In the summer of 2022, after TechInsights, a research institution, dismantled a mining client's chip using SMIC's 7nm process, the fact that the company had the capability to advance to the 7nm node became increasingly evident. Although SMIC never officially confirmed this, and even though the Chinese media initially reported on this with excitement, the information mysteriously disappeared from Chinese internet platforms. However, one year later, recent reports in the Chinese media about Huawei and SMIC collaborating to produce 7nm 5G chips have once again sparked enthusiasm, reflecting the backdrop of the ongoing US-China tech competition.

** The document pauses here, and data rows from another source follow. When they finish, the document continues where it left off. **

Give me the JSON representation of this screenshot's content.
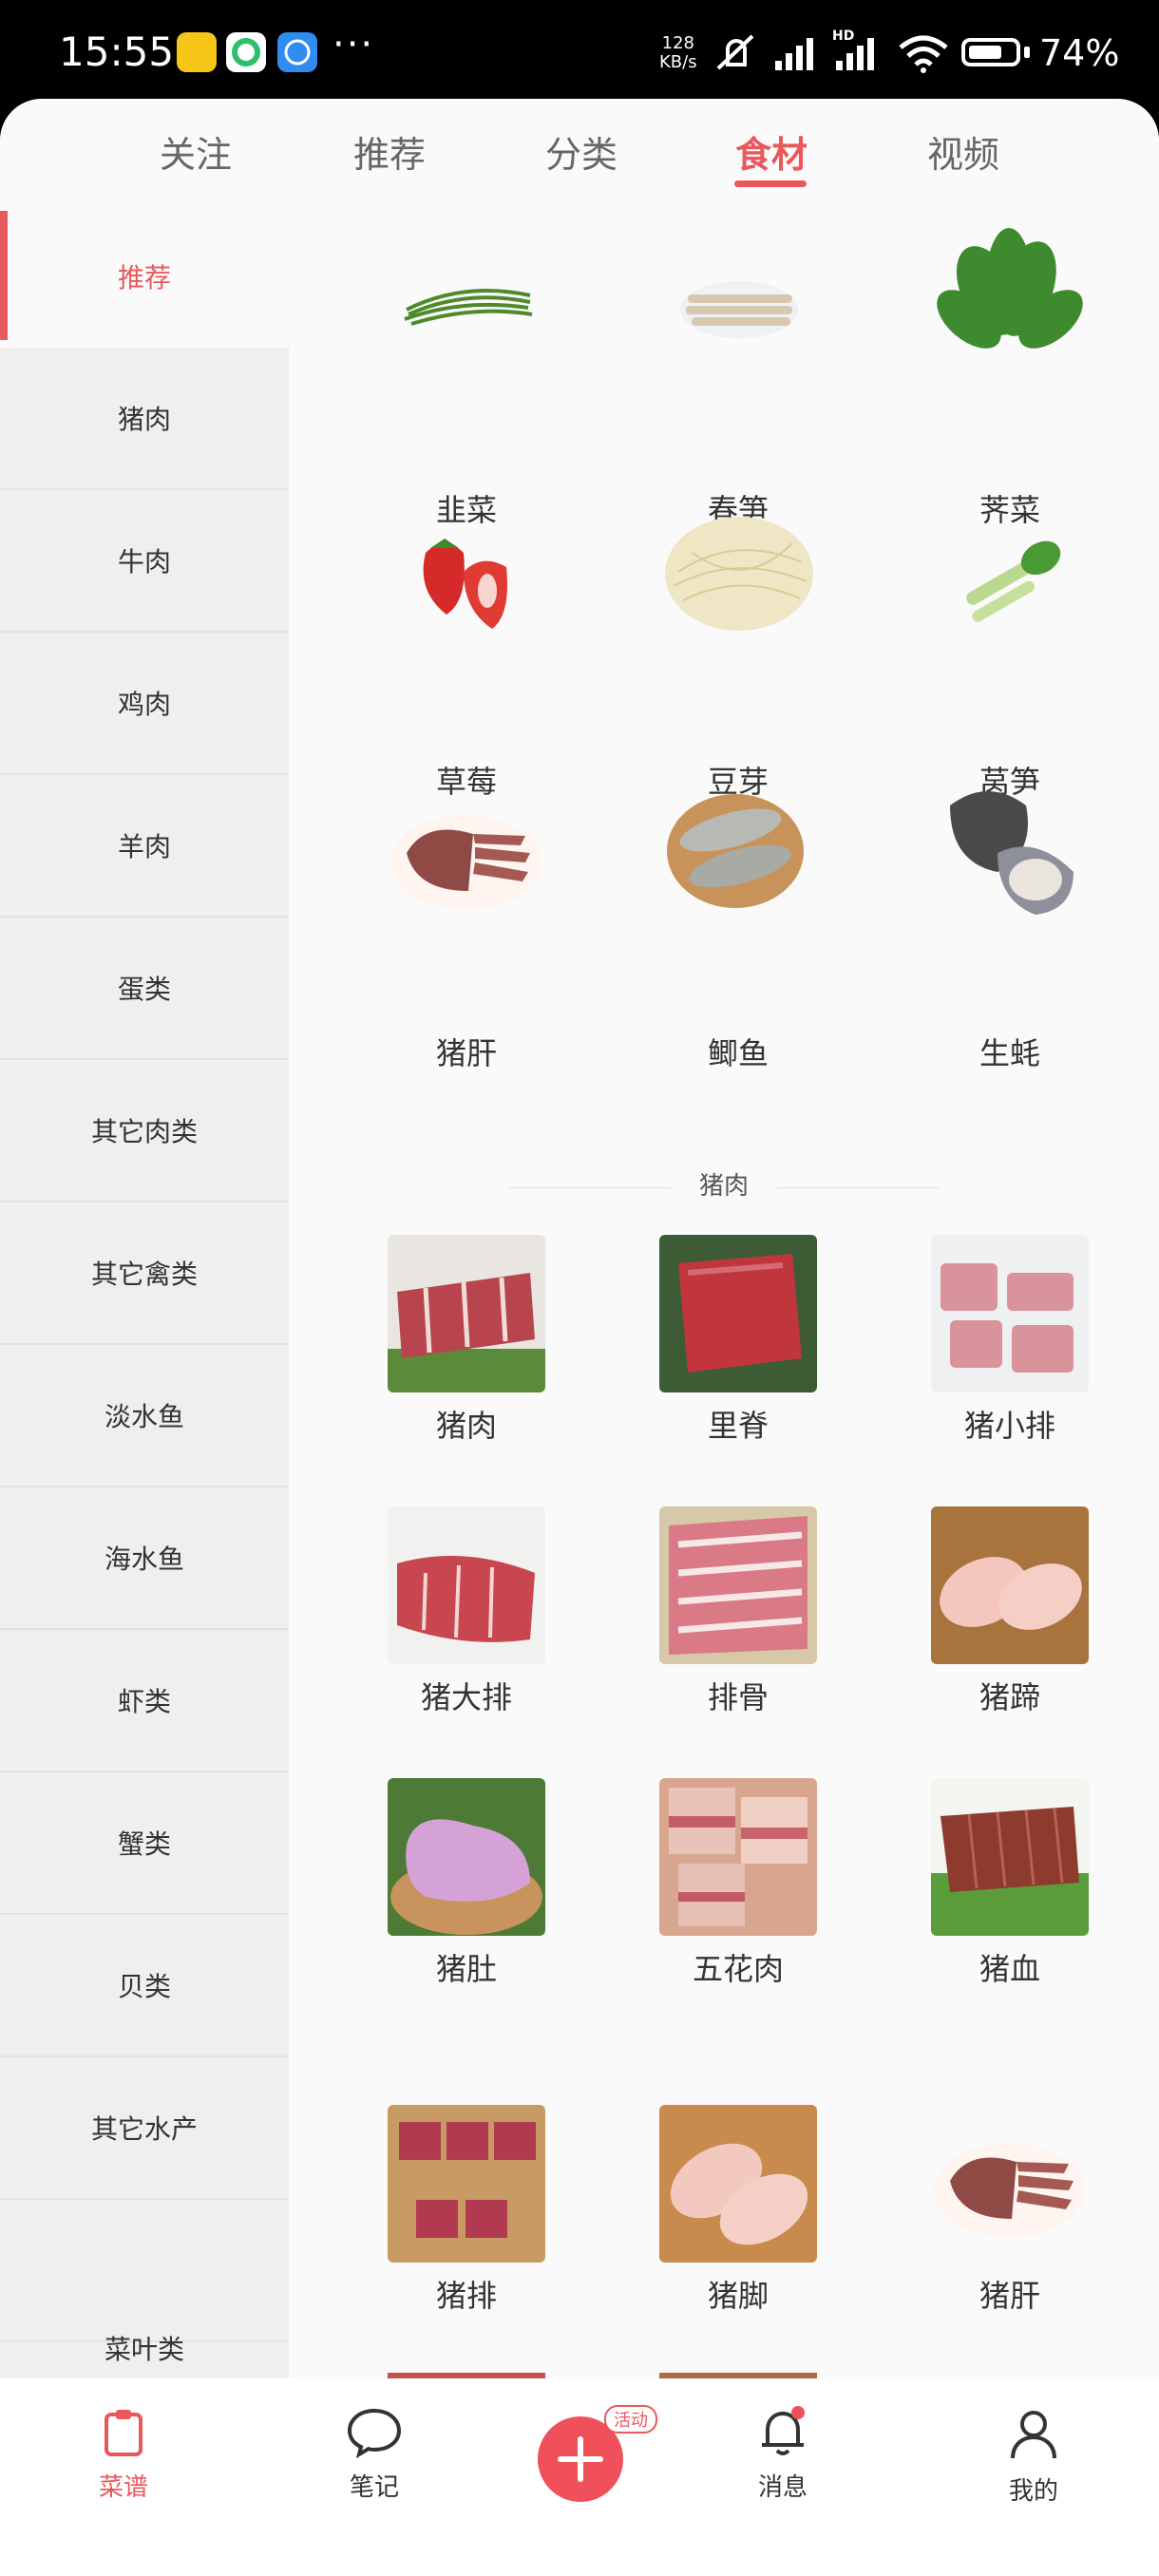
{
  "status": {
    "time": "15:55",
    "net_speed_value": "128",
    "net_speed_unit": "KB/s",
    "battery": "74%",
    "battery_level": 0.74,
    "more": "···",
    "network_type": "HD"
  },
  "tabs": [
    "关注",
    "推荐",
    "分类",
    "食材",
    "视频"
  ],
  "active_tab": "食材",
  "sidebar": {
    "items": [
      "推荐",
      "猪肉",
      "牛肉",
      "鸡肉",
      "羊肉",
      "蛋类",
      "其它肉类",
      "其它禽类",
      "淡水鱼",
      "海水鱼",
      "虾类",
      "蟹类",
      "贝类",
      "其它水产",
      "菜叶类"
    ],
    "active": "推荐"
  },
  "recommend_items": [
    "韭菜",
    "春笋",
    "荠菜",
    "草莓",
    "豆芽",
    "莴笋",
    "猪肝",
    "鲫鱼",
    "生蚝"
  ],
  "pork_section": {
    "title": "猪肉",
    "items": [
      "猪肉",
      "里脊",
      "猪小排",
      "猪大排",
      "排骨",
      "猪蹄",
      "猪肚",
      "五花肉",
      "猪血",
      "猪排",
      "猪脚",
      "猪肝"
    ]
  },
  "bottom_nav": {
    "items": [
      "菜谱",
      "笔记",
      "消息",
      "我的"
    ],
    "activity_badge": "活动"
  },
  "colors": {
    "accent": "#e8585d",
    "plus_button": "#f0505a"
  }
}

This raises questions about whether, in response to the Biden administration's approach towards containing China compared to the Trump administration, Beijing authorities will take countermeasures. Notably, in mid-July, SMIC's former Chairman Gao Yonggang resigned and Liu Xunfeng, recommended by the Big Fund, took over. This indicates that Beijing authorities may now have a greater say in influencing SMIC's direction. In contrast to SMIC's previous low-profile approach of avoiding direct confrontations with the US, the current collaboration between SMIC and Huawei on 7nm 5G chips can be seen as a subtle form of challenge.

In the past, TSMC utilized the 7nm EUV process for manufacturing Huawei's Kirin 990 5G chip. However, currently, SMIC can only achieve 7nm mass production through DUV with multiple exposures. Considering SMIC's yield, capacity, and Huawei's internal use-only business model, it is projected that SMIC's 7nm process is constrained by low yields and limited capacity, prioritizing functionality over pursuing high production volumes. This raises the question: even if Huawei's 5G chips, whether SoC or modem chips, make a comeback, would best-case scenario be to supply solely for in-house needs? In a less favorable situation, it is feared that SMIC might only be able to symbolically supply certain device models.

The widespread adoption of Huawei's 5G chips by brands like Honor, Oppo, and others in China hinges on two key factors: Huawei's approval and whether the performance and heat dissipation capabilities of the SoC or 5G chips manufactured by SMIC can compete with Qualcomm and MediaTek's 5G solutions. While the deal to manufacture Huawei's 7nm 5G chips holds strategic importance in China's advanced chip manufacturing, achieving commercial-scale profitability for SMIC might pose challenges. Moreover, the release of Huawei's 5G chips in 2023 or 2024, along with the launch of their 5G smartphones, will inevitably showcase SMIC's capabilities in the 7nm process. This could have implications for SMIC's future orders and equipment deliveries from semiconductor equipment manufacturers in the US, Japan, and the Netherlands. Ultimately, the profitability of the cooperation between Huawei and SMIC in producing 7nm 5G chips remains uncertain.